**Data items:**

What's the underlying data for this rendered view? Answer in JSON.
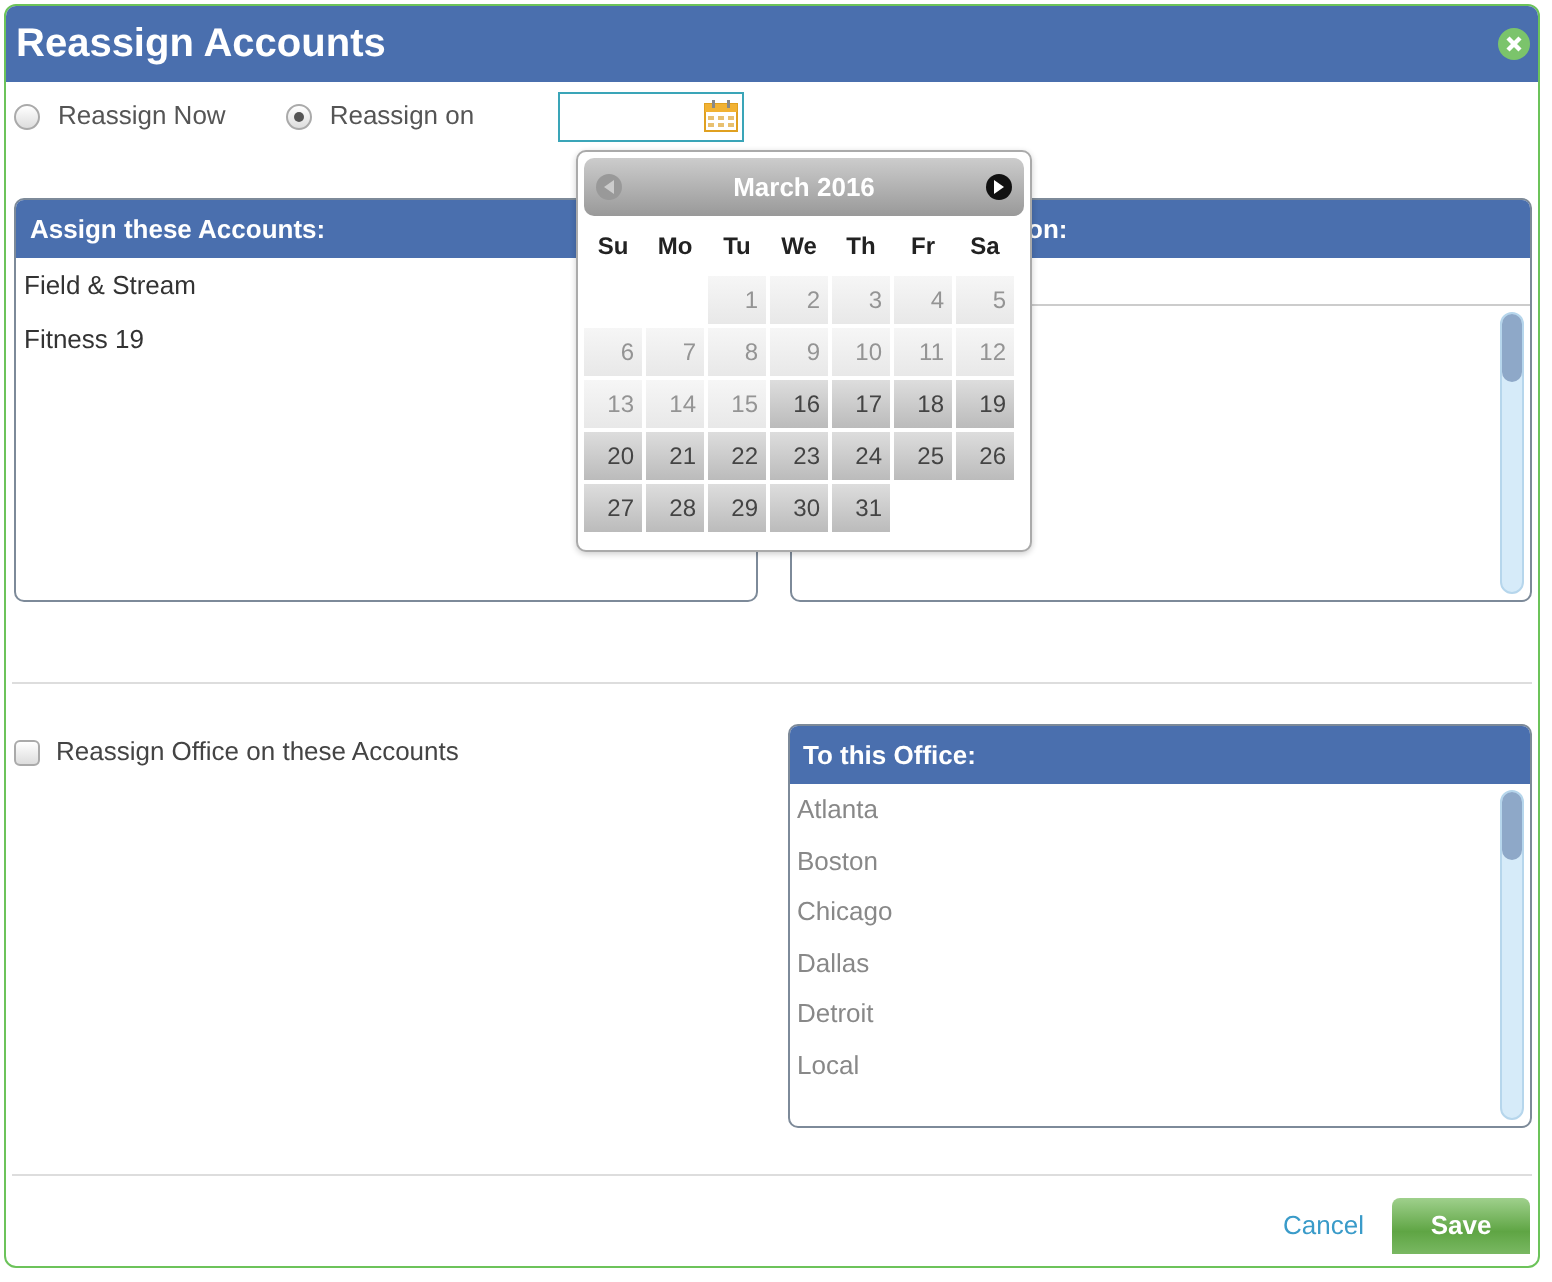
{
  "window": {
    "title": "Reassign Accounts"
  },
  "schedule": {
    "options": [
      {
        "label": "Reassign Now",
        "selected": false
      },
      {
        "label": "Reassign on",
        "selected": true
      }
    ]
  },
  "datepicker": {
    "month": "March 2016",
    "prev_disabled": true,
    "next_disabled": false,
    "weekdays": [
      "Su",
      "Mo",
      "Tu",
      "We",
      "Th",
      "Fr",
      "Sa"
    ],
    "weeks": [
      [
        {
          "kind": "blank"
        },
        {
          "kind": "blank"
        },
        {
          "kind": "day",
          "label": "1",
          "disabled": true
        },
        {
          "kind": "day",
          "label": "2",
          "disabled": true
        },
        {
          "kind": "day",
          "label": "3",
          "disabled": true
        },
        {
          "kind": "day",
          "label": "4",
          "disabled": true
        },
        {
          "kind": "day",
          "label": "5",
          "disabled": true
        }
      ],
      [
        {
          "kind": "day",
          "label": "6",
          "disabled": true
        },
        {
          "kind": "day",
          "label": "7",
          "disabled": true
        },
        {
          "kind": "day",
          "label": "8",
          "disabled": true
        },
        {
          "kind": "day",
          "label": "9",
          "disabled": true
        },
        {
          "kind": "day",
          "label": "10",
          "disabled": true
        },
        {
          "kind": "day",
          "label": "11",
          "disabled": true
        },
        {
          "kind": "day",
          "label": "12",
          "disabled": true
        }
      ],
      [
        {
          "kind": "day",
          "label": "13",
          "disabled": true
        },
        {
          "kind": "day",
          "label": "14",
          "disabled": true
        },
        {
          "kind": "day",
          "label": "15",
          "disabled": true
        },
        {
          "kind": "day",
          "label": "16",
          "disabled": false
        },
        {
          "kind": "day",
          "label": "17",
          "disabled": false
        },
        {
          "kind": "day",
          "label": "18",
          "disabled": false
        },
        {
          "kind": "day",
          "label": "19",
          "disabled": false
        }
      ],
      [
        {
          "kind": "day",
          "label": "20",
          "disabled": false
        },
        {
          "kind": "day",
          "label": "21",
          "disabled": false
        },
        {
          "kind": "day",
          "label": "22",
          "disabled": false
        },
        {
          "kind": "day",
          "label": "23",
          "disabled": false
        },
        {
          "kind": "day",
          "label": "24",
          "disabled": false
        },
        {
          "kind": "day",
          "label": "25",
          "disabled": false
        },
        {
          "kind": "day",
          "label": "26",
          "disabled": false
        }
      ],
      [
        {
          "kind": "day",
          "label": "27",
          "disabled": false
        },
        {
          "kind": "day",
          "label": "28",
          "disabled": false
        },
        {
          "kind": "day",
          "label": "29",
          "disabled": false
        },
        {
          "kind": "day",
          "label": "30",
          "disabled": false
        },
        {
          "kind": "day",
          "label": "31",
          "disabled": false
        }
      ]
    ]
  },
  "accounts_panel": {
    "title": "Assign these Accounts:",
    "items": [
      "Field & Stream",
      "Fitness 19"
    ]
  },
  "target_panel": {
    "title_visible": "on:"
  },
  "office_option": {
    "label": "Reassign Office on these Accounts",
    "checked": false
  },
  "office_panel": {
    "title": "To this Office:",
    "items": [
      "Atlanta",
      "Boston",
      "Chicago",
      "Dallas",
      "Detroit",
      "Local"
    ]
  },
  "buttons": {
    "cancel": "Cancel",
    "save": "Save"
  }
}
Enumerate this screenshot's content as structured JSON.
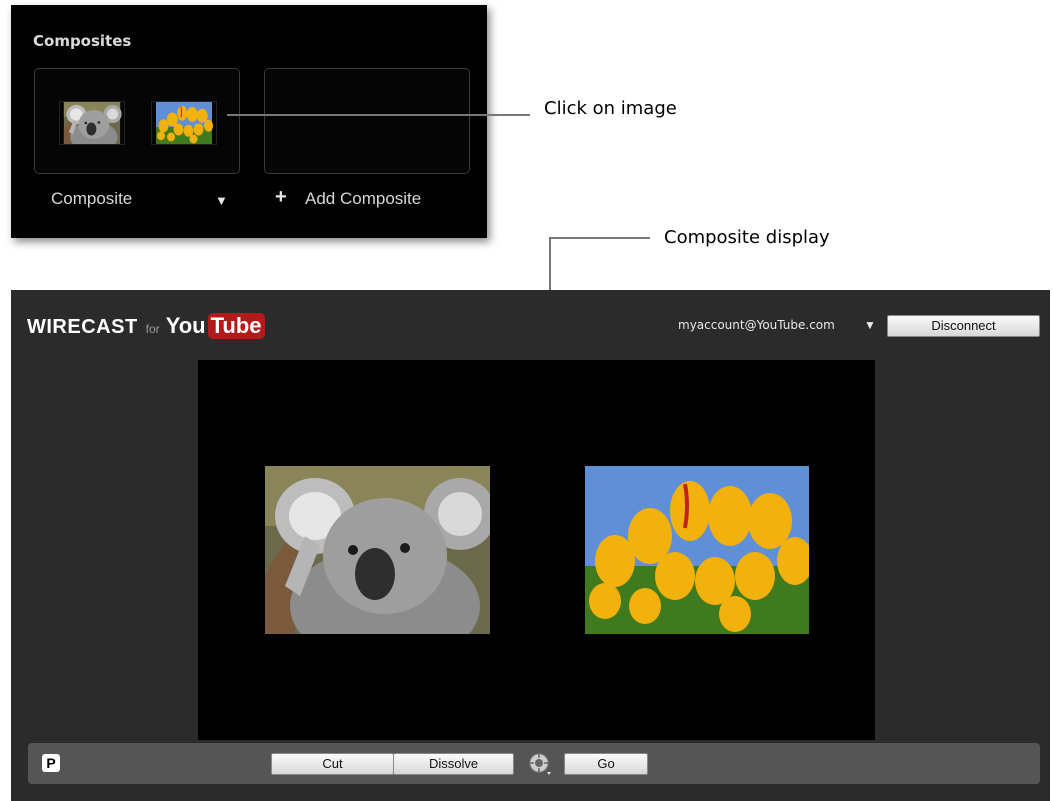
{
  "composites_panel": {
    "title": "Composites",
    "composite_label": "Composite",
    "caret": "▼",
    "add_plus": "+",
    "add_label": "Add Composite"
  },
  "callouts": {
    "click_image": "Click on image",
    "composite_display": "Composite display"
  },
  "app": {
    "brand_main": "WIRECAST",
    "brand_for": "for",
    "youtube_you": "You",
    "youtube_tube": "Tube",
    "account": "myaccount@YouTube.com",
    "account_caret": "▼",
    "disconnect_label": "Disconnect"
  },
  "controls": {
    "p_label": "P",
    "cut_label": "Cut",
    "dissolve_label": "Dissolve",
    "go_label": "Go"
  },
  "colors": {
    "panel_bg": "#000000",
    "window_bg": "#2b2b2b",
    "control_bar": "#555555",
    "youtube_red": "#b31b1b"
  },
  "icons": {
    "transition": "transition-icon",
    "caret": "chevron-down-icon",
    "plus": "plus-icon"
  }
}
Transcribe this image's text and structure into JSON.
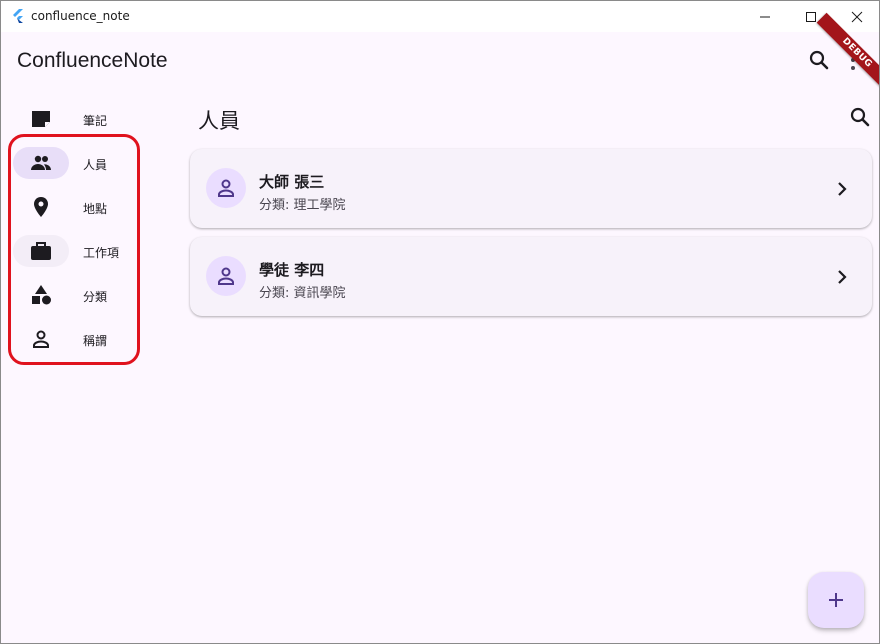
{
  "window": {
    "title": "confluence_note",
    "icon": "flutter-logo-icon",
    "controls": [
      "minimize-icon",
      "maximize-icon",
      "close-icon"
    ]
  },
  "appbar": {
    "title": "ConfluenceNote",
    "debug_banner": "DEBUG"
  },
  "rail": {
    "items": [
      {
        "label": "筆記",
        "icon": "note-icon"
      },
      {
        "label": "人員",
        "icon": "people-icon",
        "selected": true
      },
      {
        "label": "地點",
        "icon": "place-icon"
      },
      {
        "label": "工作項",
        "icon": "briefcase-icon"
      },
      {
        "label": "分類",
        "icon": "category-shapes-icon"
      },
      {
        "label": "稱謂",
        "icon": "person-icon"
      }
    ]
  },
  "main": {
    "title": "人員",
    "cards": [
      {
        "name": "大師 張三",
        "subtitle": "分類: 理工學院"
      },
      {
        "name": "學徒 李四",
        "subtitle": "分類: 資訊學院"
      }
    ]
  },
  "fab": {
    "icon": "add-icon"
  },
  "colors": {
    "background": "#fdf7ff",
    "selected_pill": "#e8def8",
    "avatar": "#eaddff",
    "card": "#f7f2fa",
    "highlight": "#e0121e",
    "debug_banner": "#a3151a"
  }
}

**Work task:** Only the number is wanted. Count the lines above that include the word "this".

**Solution:** 4